So while Rendon might turn the Angels from a 90-loss team to a team capable of reaching .500, what does his departure mean for the Nationals?
A year ago, the Nationals prioritized pitching over offense, letting Bryce Harper walk and using the savings to hand a nine-figure deal to Patrick Corbin. Washington was perhaps uniquely well suited to do without Harper, as Juan Soto had locked up a spot in an outfield corner and the middle of the lineup, and Víctor Robles was ready to stake a claim on an everyday outfield job. The Nationals don’t have a ready-made replacement for Rendon, but they do have Carter Kieboom.
Kieboom was the 28th pick in 2016, making him the second-best amateur shortstop to come out of Marietta, Georgia, in the past five years, after Dansby Swanson. Kieboom rose quickly through the ranks and landed in the top 25 of a few global prospect rankings last offseason. Kieboom hit .303/.409/.493 in 109 games at Triple-A, and just this week Baseball Prospectus ranked him the top prospect in Washington’s system.
But it’s fair to be cautious about Kieboom, not just because of his inexperience but because of a disastrous 11-game call-up last spring when Trea Turner was on the IL. Kieboom’s big league totals so far: 5-for-39, with four walks and 16 strikeouts. That said, Turner’s injury probably forced Kieboom to the big leagues too soon, and 11 games is a minuscule sample size. Alex Bregman famously went 0-for-18 to start his big league career, and now he’s on base so much he’s considering changing his name to Sodium Hydroxide. Suffice it to say, there’s still plenty of time for Kieboom to make good on his potential as one of the top infield prospects in the game.

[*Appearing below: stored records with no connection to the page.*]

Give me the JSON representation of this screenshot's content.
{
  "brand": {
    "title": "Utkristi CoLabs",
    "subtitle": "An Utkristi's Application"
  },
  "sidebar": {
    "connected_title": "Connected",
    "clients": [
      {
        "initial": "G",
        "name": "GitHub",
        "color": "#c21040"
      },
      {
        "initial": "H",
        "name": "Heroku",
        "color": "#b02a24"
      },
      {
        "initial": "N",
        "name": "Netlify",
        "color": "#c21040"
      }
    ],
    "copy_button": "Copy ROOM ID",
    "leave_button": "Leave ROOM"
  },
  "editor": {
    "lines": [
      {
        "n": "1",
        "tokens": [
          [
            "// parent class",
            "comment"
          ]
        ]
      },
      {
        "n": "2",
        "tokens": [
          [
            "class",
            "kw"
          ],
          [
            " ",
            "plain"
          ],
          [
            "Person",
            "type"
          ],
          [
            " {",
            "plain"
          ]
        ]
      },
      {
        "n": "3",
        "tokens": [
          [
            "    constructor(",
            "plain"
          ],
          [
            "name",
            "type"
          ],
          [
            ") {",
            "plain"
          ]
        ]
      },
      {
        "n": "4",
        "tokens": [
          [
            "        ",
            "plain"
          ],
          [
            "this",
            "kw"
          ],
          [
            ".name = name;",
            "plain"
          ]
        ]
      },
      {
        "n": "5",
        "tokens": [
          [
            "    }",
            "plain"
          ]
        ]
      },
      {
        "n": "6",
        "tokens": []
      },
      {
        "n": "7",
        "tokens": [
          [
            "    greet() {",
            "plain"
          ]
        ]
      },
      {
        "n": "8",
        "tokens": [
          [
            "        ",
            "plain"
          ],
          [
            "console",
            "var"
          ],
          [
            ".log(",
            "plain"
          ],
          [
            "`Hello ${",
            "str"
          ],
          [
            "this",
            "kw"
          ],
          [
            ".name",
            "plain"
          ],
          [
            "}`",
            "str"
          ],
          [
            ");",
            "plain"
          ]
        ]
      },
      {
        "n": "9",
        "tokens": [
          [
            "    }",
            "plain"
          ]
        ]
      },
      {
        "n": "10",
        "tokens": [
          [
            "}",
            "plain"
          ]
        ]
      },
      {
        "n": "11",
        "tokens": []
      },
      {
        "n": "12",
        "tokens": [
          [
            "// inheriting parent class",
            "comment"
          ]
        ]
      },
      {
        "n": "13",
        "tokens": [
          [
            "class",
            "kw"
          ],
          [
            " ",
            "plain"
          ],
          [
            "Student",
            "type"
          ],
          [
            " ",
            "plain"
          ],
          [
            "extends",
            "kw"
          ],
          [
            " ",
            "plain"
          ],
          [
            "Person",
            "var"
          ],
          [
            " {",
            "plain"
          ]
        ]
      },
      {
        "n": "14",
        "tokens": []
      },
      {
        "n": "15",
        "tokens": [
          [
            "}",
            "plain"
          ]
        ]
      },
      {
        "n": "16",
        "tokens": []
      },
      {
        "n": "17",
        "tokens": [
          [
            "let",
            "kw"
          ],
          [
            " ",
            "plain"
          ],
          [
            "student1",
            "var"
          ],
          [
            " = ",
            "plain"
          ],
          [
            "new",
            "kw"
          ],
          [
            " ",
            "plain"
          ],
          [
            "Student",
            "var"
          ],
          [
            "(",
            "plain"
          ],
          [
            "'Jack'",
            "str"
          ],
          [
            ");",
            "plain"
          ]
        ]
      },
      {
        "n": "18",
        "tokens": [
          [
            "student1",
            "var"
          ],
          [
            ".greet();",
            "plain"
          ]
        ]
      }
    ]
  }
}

But however well he performs, he’ll likely be unable to match Rendon’s all-around production. Few players are, which is why the Angels are happy to pay him accordingly.